5 Facts You Need to Know About Retinal Detachment Surgery

Retinal detachment is a serious eye condition that can affect many people, but is more likely to occur in some individuals than others. Although this condition is a medical emergency, the detachment of the retina can be treated effectively by a number of methods, which can prevent further loss of vision.

Many people are unfamiliar with the condition, although it can be considered valuable to learn about it as acting quickly can mean a far better outcome for those who are experiencing unexplained vision problems. Here are five facts that you should know about retinal detachment and the treatments that are available to you.

The first thing to know about this eye condition is that the consequences are serious. The essential part of the eye that is the retina starts to detach from the back of the organ, which can result in a serious loss of vision. For this reason, acting as soon as possible is absolutely recommended when you start experiencing symptoms of the condition.

The second fact to know about this vision problem is that there are several different types of it that exist. These include tractional, exudative and rhegmatogenous retinal detachment. The first one mentioned is generally the least serious of the three and occurs where scar tissue on the retina shrinks in size, inducing the detachment.

Rhegmatogenous detachment is the fastest acting of three, and results from liquid accumulating between the retina and the back of the eye. Exudative detachment is similar in the sense that it is caused by liquid accumulating under the retina, although there will be no tears in the retina, unlike with rhegmatogenous detachment.

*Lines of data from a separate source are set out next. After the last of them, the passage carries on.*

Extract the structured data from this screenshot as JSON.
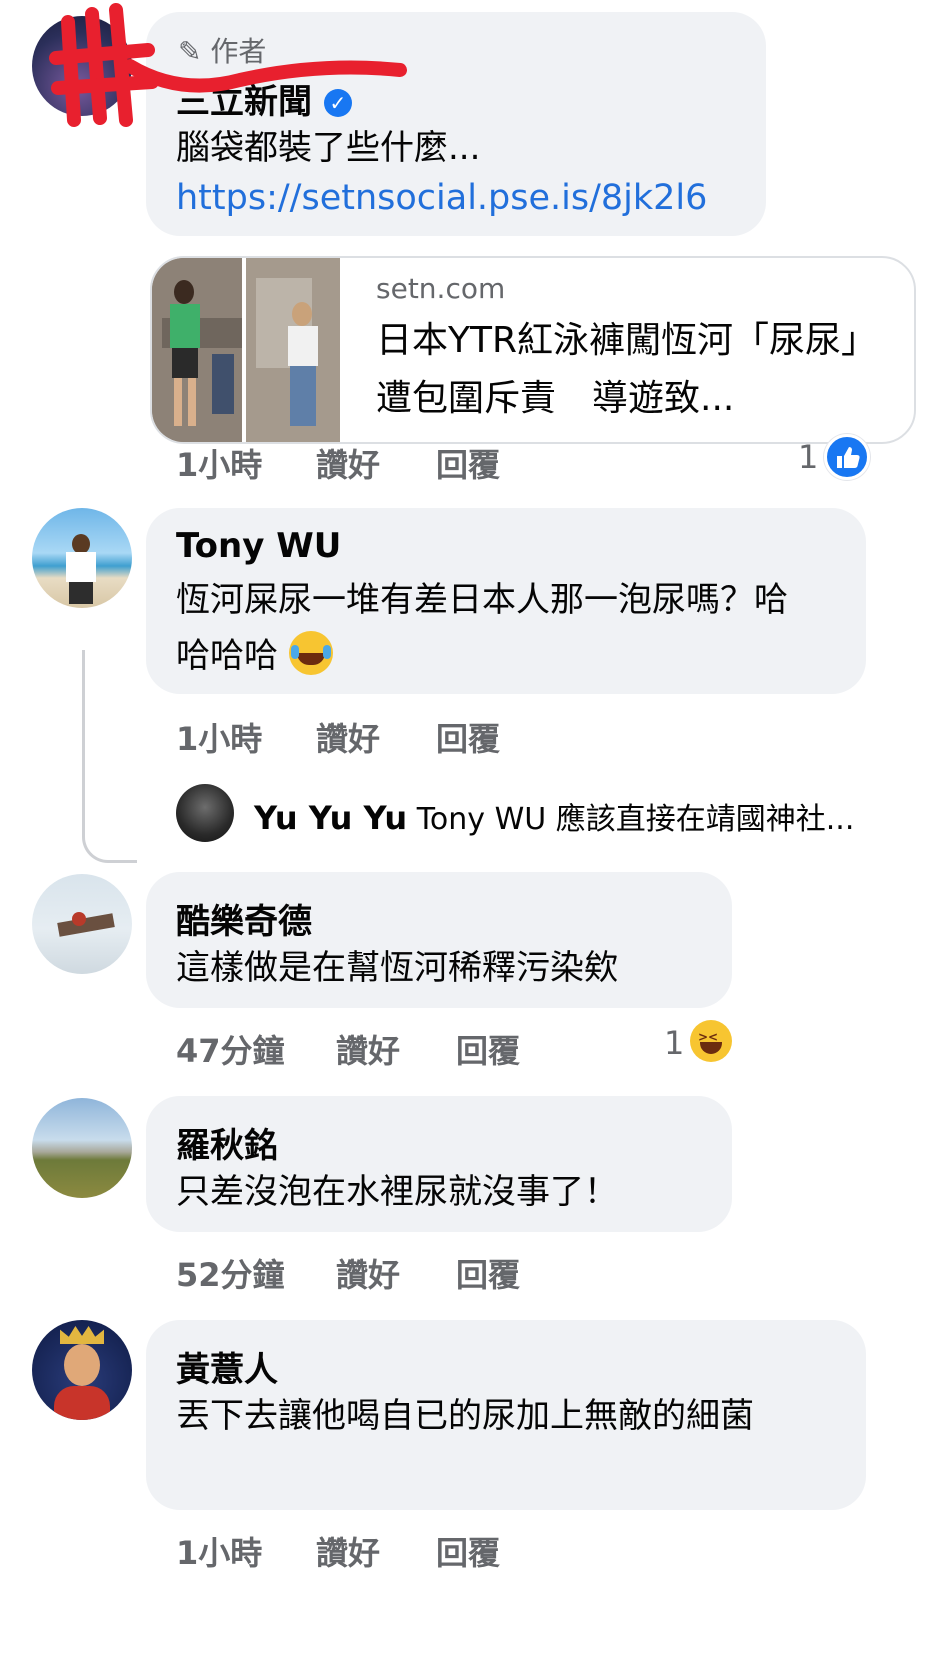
{
  "comments": [
    {
      "author_tag": "作者",
      "name": "三立新聞",
      "text": "腦袋都裝了些什麼...",
      "link": "https://setnsocial.pse.is/8jk2l6",
      "preview": {
        "domain": "setn.com",
        "title": "日本YTR紅泳褲闖恆河「尿尿」遭包圍斥責　導遊致..."
      },
      "time": "1小時",
      "like": "讚好",
      "reply": "回覆",
      "reaction_count": "1",
      "reaction": "like"
    },
    {
      "name": "Tony WU",
      "text": "恆河屎尿一堆有差日本人那一泡尿嗎？哈哈哈哈",
      "time": "1小時",
      "like": "讚好",
      "reply": "回覆",
      "reply_preview": {
        "name": "Yu Yu Yu",
        "text": "Tony WU 應該直接在靖國神社..."
      }
    },
    {
      "name": "酷樂奇德",
      "text": "這樣做是在幫恆河稀釋污染欸",
      "time": "47分鐘",
      "like": "讚好",
      "reply": "回覆",
      "reaction_count": "1",
      "reaction": "haha"
    },
    {
      "name": "羅秋銘",
      "text": "只差沒泡在水裡尿就沒事了！",
      "time": "52分鐘",
      "like": "讚好",
      "reply": "回覆"
    },
    {
      "name": "黃薏人",
      "text": "丟下去讓他喝自已的尿加上無敵的細菌",
      "time": "1小時",
      "like": "讚好",
      "reply": "回覆"
    }
  ],
  "colors": {
    "bubble": "#f0f2f5",
    "link": "#216fdb",
    "meta": "#65676b",
    "like_blue": "#1877f2",
    "verified": "#1877f2",
    "scribble": "#e8202e"
  }
}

The third thing to know about this condition is that there are several types of individuals who have higher risk factors than others for developing it. Generally, people over the age of forty are far more likely to develop the condition, as are those who have a history of the illness in their family or have suffered from it previously.

Those who have previously suffered from eye injuries are also more at risk, as are those people who are very near-sighted. If you fall into any of these categories, it is well worth discussing your concerns with your eye doctor in order to understand what measures you can take to monitor your sight better so you can take immediate steps should the condition develop.

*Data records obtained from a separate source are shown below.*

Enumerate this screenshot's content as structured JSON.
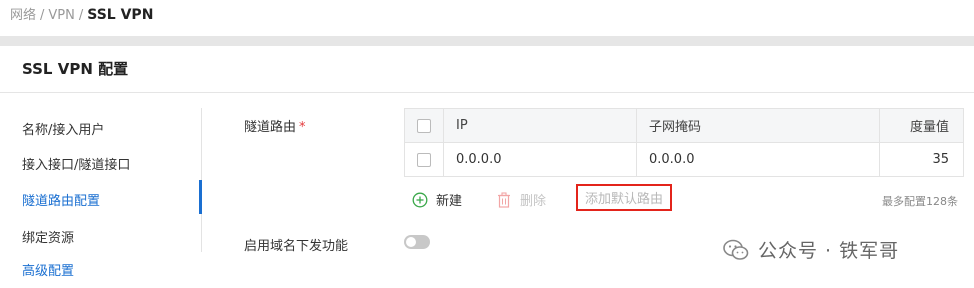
{
  "breadcrumb": {
    "items": [
      "网络",
      "VPN"
    ],
    "separator": "/",
    "current": "SSL VPN"
  },
  "panel": {
    "title": "SSL VPN 配置"
  },
  "nav": {
    "items": [
      {
        "label": "名称/接入用户"
      },
      {
        "label": "接入接口/隧道接口"
      },
      {
        "label": "隧道路由配置",
        "active": true
      },
      {
        "label": "绑定资源"
      },
      {
        "label": "高级配置"
      }
    ]
  },
  "form": {
    "tunnel_route_label": "隧道路由",
    "required_mark": "*",
    "domain_push_label": "启用域名下发功能",
    "domain_push_enabled": false
  },
  "table": {
    "headers": {
      "ip": "IP",
      "mask": "子网掩码",
      "metric": "度量值"
    },
    "rows": [
      {
        "ip": "0.0.0.0",
        "mask": "0.0.0.0",
        "metric": "35"
      }
    ]
  },
  "toolbar": {
    "new_label": "新建",
    "delete_label": "删除",
    "add_default_label": "添加默认路由",
    "max_note": "最多配置128条"
  },
  "watermark": {
    "text": "公众号 · 铁军哥"
  },
  "colors": {
    "accent": "#1a6fd1",
    "highlight_box": "#e3241b",
    "new_icon": "#3aa84a",
    "delete_icon": "#f2a6a6"
  }
}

The fourth thing to know about the condition is that there are several different types of retinal detachment surgery which can be employed to halt the process and stop vision from deteriorating any further. These types of retinal detachment surgery are known as scleral buckle, pneumaticretinopexy and vitrectomy.

Both scleral buckle and vitrectomy procedures take place under local anaesthetic, with both of the procedures having high success rates of over 90% without the need for additional procedures. Both are outpatient procedures, with the surgery that is selected by the eye specialist depending on the type of retinal detachment that is experienced.

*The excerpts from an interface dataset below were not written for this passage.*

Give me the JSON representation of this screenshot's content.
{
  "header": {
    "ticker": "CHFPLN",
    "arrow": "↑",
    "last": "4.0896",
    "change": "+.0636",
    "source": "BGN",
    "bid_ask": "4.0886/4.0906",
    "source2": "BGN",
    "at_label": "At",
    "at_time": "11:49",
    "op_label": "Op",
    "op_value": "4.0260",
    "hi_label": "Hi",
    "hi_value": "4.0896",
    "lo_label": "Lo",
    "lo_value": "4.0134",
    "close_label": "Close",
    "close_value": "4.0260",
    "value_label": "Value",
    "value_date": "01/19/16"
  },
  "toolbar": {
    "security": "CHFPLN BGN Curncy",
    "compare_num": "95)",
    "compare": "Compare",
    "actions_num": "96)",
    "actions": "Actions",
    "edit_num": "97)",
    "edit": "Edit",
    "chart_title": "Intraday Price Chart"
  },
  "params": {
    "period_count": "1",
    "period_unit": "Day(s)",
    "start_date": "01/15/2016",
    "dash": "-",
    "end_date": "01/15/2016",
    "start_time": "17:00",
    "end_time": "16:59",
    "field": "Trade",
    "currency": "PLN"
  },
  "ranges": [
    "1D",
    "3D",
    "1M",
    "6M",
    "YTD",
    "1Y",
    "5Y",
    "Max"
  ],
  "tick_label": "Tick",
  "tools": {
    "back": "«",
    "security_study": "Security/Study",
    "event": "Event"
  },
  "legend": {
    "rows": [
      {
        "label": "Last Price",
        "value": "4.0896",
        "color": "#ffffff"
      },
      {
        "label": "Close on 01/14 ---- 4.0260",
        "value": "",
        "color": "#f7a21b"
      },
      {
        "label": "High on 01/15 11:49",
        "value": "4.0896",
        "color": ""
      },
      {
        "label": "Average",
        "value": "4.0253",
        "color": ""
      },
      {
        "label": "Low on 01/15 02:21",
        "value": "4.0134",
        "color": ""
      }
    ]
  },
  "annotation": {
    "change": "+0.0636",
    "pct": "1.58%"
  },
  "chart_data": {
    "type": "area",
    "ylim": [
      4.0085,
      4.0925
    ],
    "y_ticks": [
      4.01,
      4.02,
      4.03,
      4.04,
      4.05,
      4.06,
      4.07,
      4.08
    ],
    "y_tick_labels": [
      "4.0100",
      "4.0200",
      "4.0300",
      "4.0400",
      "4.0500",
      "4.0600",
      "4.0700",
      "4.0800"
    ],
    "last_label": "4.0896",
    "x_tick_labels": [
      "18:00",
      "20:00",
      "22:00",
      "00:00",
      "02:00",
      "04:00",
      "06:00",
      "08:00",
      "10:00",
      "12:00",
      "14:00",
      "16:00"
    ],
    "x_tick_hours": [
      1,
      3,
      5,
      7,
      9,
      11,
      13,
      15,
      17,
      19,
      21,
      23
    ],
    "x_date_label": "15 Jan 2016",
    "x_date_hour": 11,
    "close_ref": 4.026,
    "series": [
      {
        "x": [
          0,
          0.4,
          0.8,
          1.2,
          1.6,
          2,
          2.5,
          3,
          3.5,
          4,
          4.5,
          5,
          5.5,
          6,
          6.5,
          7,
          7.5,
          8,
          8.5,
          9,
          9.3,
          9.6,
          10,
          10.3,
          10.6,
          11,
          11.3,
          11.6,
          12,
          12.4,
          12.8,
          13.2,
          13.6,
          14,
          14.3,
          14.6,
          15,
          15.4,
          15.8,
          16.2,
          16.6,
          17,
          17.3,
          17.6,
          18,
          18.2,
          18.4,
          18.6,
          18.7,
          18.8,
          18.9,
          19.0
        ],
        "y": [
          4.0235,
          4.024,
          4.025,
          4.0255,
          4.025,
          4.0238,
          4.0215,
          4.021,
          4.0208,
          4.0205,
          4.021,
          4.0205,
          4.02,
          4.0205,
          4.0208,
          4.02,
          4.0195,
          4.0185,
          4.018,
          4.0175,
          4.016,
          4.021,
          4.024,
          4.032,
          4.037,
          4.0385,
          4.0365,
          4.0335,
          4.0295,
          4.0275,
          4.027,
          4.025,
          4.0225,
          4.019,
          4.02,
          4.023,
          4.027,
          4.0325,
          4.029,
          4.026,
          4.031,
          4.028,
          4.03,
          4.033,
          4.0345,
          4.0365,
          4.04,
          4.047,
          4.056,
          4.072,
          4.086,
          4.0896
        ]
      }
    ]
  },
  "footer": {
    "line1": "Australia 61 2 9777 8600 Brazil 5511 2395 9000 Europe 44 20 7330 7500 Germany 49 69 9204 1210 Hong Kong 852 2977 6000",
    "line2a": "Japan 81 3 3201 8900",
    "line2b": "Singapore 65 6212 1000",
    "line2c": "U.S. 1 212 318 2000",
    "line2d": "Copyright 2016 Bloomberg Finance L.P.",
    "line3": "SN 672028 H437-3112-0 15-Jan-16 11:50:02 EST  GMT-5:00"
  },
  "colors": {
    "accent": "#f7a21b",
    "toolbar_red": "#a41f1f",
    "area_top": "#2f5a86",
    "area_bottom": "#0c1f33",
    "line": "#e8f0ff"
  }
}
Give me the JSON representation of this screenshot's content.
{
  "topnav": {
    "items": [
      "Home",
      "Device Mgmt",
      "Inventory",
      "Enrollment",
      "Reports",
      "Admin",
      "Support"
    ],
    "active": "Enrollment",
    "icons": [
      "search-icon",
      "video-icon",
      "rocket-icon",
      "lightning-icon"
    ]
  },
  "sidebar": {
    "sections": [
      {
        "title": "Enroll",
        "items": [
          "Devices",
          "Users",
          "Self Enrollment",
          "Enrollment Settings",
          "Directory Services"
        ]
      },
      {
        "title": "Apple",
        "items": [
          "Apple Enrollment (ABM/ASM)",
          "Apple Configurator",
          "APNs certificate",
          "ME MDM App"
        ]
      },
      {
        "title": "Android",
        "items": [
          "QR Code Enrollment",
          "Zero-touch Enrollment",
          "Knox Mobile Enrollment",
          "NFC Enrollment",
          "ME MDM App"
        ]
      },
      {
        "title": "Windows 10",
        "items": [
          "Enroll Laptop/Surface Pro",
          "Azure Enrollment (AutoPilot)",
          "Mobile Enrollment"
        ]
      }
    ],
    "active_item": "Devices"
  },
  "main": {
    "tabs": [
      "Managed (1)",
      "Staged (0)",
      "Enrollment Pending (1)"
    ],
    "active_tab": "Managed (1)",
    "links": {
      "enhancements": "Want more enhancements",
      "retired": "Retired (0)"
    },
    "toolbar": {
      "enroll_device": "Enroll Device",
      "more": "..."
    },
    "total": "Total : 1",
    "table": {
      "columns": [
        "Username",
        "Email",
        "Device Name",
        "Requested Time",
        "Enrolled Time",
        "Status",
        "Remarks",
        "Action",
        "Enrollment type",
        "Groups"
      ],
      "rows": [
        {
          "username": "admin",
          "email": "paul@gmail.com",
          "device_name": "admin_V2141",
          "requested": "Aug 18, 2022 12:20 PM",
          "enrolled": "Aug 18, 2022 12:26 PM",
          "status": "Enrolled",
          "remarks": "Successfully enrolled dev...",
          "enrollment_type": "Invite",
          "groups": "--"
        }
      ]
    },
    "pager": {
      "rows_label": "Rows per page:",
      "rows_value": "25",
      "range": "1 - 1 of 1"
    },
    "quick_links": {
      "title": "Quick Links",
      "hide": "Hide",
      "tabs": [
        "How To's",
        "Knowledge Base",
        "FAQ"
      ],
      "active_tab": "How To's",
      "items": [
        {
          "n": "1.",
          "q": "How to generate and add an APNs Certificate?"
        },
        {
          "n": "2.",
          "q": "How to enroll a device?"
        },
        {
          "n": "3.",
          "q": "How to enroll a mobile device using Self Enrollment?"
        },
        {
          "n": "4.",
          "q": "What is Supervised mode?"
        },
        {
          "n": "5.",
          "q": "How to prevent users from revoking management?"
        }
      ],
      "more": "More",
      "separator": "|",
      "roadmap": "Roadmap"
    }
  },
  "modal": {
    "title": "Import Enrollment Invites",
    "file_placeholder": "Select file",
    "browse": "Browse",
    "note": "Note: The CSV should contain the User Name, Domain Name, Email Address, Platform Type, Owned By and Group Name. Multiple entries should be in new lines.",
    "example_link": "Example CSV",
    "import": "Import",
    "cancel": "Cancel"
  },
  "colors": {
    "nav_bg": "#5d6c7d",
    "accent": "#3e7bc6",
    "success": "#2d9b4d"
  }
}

Pneumatic retinopexy is different in the fact that it can be performed in the eye specialist’s office, where a bubble of air is inserted into the eye to push the retina back to the eye wall. Generally, success rates are 75% and upwards, although the adherence of patients to strict recovery procedures plays a huge role in the recovery rates.

Lastly, the final thing to know abut retinal detachment is that there are only a few symptoms to be aware of – and pain is not one of them. Flashes of light, an increase in the number of floaters on the eye and a curtain over the field of vision are the three signs that you need to be aware of to catch this condition early enough for successful retinal detachment surgery.